The Supreme Court of Alabama in Proctor Agency, Inc. v. Anderson, 358 So. 2d 164 (1978), set aside an award of punitive damages against an insurance agent who, when asked by his insured if he was covered for the costs of corrective surgery for an inguinal hernia under his policy with St. Paul Fire & Marine, told the insured to go ahead and have the operation. Coverage was denied by St. Paul and a jury awarded punitive damages which the Supreme Court disallowed, saying there was no evidence the agent's misrepresentation was committed with an intention to injure and defraud. But, significantly, the opinion recognizes that punitive damages will lie where, as here, an agent misrepresents coverage with an intention to injure or deceive the insured.

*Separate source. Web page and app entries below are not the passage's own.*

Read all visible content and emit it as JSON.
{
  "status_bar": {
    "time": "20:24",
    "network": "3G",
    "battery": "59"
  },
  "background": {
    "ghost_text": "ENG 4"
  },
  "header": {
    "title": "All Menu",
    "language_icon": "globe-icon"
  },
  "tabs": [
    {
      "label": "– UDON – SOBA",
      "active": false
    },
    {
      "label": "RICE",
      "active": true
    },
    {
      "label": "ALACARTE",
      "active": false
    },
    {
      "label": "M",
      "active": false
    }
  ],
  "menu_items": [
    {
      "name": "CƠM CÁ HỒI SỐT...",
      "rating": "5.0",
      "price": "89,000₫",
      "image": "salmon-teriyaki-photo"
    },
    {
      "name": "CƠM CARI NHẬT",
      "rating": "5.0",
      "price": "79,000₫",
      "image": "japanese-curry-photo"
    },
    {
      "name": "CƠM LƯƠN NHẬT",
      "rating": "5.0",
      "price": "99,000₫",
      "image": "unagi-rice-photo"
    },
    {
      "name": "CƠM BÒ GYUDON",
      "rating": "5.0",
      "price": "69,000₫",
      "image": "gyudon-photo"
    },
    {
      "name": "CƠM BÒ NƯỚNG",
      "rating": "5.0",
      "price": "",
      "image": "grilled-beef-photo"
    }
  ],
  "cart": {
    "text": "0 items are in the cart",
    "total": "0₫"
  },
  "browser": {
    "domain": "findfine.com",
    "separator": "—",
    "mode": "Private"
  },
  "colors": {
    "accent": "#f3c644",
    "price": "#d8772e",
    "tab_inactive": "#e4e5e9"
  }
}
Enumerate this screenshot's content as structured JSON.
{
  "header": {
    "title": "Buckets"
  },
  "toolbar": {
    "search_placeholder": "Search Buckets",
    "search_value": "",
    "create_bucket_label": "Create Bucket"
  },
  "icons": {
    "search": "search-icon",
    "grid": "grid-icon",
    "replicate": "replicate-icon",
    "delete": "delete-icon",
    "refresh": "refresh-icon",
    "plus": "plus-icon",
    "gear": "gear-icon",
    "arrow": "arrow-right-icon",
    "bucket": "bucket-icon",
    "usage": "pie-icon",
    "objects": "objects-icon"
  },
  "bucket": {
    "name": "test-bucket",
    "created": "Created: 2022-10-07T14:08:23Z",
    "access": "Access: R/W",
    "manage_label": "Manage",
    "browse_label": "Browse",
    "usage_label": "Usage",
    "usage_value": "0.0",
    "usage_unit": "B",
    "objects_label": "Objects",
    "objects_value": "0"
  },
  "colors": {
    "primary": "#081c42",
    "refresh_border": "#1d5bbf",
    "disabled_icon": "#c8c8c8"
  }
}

In sum, I believe the majority opinion errs in concluding that an agent who is guilty of intentionally dishonest acts against his principal for his own gain cannot be punished by punitive damages if the suit is basically for breach of contract; in necessarily concluding, though without discussion of the issue, that the trial court lacked discretionary power to treat the pleadings and proof as sounding in tort rather than in contract; and, in effect, disregarding the fact that punitive damages are intended to punish a wrongdoer rather than to compensate an injured party. Ray Dodge v. Moore, 251 Ark. 1036, 479 S.W.2d 518 (1972); Holmes v. Hollingsworth, 234 Ark. 347, 352 S.W.2d 96 (1961); Dunaway v. Troutt, 232 Ark. 615, 339 S.W.2d 613 (1960).

I would affirm the judgment.